>>>>

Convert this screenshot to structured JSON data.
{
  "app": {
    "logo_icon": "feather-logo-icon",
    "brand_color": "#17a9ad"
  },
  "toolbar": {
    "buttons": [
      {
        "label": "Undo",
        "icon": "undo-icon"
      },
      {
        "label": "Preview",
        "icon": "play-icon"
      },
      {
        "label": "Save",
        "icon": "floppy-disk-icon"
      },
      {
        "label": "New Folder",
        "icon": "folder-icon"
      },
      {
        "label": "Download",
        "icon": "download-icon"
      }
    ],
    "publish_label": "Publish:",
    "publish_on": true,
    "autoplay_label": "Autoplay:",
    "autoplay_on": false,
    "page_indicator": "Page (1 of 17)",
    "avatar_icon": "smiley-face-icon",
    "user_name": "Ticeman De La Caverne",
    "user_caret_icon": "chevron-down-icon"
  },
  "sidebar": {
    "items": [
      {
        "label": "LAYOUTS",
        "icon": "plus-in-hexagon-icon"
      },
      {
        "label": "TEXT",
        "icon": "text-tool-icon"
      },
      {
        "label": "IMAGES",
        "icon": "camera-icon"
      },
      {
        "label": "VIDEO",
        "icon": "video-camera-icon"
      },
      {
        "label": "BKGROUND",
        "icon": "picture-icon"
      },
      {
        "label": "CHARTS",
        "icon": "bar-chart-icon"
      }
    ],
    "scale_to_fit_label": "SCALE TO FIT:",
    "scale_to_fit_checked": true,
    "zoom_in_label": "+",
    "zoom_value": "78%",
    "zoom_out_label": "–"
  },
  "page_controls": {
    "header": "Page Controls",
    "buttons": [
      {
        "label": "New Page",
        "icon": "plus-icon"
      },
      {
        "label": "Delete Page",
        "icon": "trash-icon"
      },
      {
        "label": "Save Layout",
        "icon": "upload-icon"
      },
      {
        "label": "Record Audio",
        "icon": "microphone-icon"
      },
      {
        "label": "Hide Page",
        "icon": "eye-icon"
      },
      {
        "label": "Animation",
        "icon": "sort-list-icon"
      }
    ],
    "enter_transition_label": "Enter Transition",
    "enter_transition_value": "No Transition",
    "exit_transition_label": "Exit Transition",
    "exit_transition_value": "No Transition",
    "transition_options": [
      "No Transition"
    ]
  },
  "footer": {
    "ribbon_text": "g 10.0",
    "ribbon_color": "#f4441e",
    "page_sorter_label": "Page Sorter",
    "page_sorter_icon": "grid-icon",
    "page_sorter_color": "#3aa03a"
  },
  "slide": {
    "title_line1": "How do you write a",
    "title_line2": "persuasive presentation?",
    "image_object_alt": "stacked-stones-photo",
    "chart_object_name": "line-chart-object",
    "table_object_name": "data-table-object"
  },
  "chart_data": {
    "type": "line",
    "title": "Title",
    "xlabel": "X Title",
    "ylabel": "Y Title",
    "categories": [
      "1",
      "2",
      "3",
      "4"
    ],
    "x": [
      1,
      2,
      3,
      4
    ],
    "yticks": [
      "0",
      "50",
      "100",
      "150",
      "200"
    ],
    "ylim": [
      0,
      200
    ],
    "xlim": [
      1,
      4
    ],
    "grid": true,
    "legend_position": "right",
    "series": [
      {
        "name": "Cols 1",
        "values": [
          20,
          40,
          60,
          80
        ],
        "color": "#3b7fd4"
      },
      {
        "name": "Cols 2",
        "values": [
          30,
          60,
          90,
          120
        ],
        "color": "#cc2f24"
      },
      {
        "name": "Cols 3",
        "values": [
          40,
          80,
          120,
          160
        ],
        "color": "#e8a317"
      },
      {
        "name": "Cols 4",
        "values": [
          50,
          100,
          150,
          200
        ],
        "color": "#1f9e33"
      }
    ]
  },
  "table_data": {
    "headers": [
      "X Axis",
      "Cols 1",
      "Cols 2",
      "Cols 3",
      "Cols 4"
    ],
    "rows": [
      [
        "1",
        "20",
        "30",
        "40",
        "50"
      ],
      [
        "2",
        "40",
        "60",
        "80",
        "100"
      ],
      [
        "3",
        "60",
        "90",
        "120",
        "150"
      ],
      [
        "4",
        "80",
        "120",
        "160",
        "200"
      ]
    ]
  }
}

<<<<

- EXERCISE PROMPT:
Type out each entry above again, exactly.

- RESPONSE AREA:
Convert this screenshot to structured JSON data.
{
  "app": {
    "logo_icon": "feather-logo-icon",
    "brand_color": "#17a9ad"
  },
  "toolbar": {
    "buttons": [
      {
        "label": "Undo",
        "icon": "undo-icon"
      },
      {
        "label": "Preview",
        "icon": "play-icon"
      },
      {
        "label": "Save",
        "icon": "floppy-disk-icon"
      },
      {
        "label": "New Folder",
        "icon": "folder-icon"
      },
      {
        "label": "Download",
        "icon": "download-icon"
      }
    ],
    "publish_label": "Publish:",
    "publish_on": true,
    "autoplay_label": "Autoplay:",
    "autoplay_on": false,
    "page_indicator": "Page (1 of 17)",
    "avatar_icon": "smiley-face-icon",
    "user_name": "Ticeman De La Caverne",
    "user_caret_icon": "chevron-down-icon"
  },
  "sidebar": {
    "items": [
      {
        "label": "LAYOUTS",
        "icon": "plus-in-hexagon-icon"
      },
      {
        "label": "TEXT",
        "icon": "text-tool-icon"
      },
      {
        "label": "IMAGES",
        "icon": "camera-icon"
      },
      {
        "label": "VIDEO",
        "icon": "video-camera-icon"
      },
      {
        "label": "BKGROUND",
        "icon": "picture-icon"
      },
      {
        "label": "CHARTS",
        "icon": "bar-chart-icon"
      }
    ],
    "scale_to_fit_label": "SCALE TO FIT:",
    "scale_to_fit_checked": true,
    "zoom_in_label": "+",
    "zoom_value": "78%",
    "zoom_out_label": "–"
  },
  "page_controls": {
    "header": "Page Controls",
    "buttons": [
      {
        "label": "New Page",
        "icon": "plus-icon"
      },
      {
        "label": "Delete Page",
        "icon": "trash-icon"
      },
      {
        "label": "Save Layout",
        "icon": "upload-icon"
      },
      {
        "label": "Record Audio",
        "icon": "microphone-icon"
      },
      {
        "label": "Hide Page",
        "icon": "eye-icon"
      },
      {
        "label": "Animation",
        "icon": "sort-list-icon"
      }
    ],
    "enter_transition_label": "Enter Transition",
    "enter_transition_value": "No Transition",
    "exit_transition_label": "Exit Transition",
    "exit_transition_value": "No Transition",
    "transition_options": [
      "No Transition"
    ]
  },
  "footer": {
    "ribbon_text": "g 10.0",
    "ribbon_color": "#f4441e",
    "page_sorter_label": "Page Sorter",
    "page_sorter_icon": "grid-icon",
    "page_sorter_color": "#3aa03a"
  },
  "slide": {
    "title_line1": "How do you write a",
    "title_line2": "persuasive presentation?",
    "image_object_alt": "stacked-stones-photo",
    "chart_object_name": "line-chart-object",
    "table_object_name": "data-table-object"
  },
  "chart_data": {
    "type": "line",
    "title": "Title",
    "xlabel": "X Title",
    "ylabel": "Y Title",
    "categories": [
      "1",
      "2",
      "3",
      "4"
    ],
    "x": [
      1,
      2,
      3,
      4
    ],
    "yticks": [
      "0",
      "50",
      "100",
      "150",
      "200"
    ],
    "ylim": [
      0,
      200
    ],
    "xlim": [
      1,
      4
    ],
    "grid": true,
    "legend_position": "right",
    "series": [
      {
        "name": "Cols 1",
        "values": [
          20,
          40,
          60,
          80
        ],
        "color": "#3b7fd4"
      },
      {
        "name": "Cols 2",
        "values": [
          30,
          60,
          90,
          120
        ],
        "color": "#cc2f24"
      },
      {
        "name": "Cols 3",
        "values": [
          40,
          80,
          120,
          160
        ],
        "color": "#e8a317"
      },
      {
        "name": "Cols 4",
        "values": [
          50,
          100,
          150,
          200
        ],
        "color": "#1f9e33"
      }
    ]
  },
  "table_data": {
    "headers": [
      "X Axis",
      "Cols 1",
      "Cols 2",
      "Cols 3",
      "Cols 4"
    ],
    "rows": [
      [
        "1",
        "20",
        "30",
        "40",
        "50"
      ],
      [
        "2",
        "40",
        "60",
        "80",
        "100"
      ],
      [
        "3",
        "60",
        "90",
        "120",
        "150"
      ],
      [
        "4",
        "80",
        "120",
        "160",
        "200"
      ]
    ]
  }
}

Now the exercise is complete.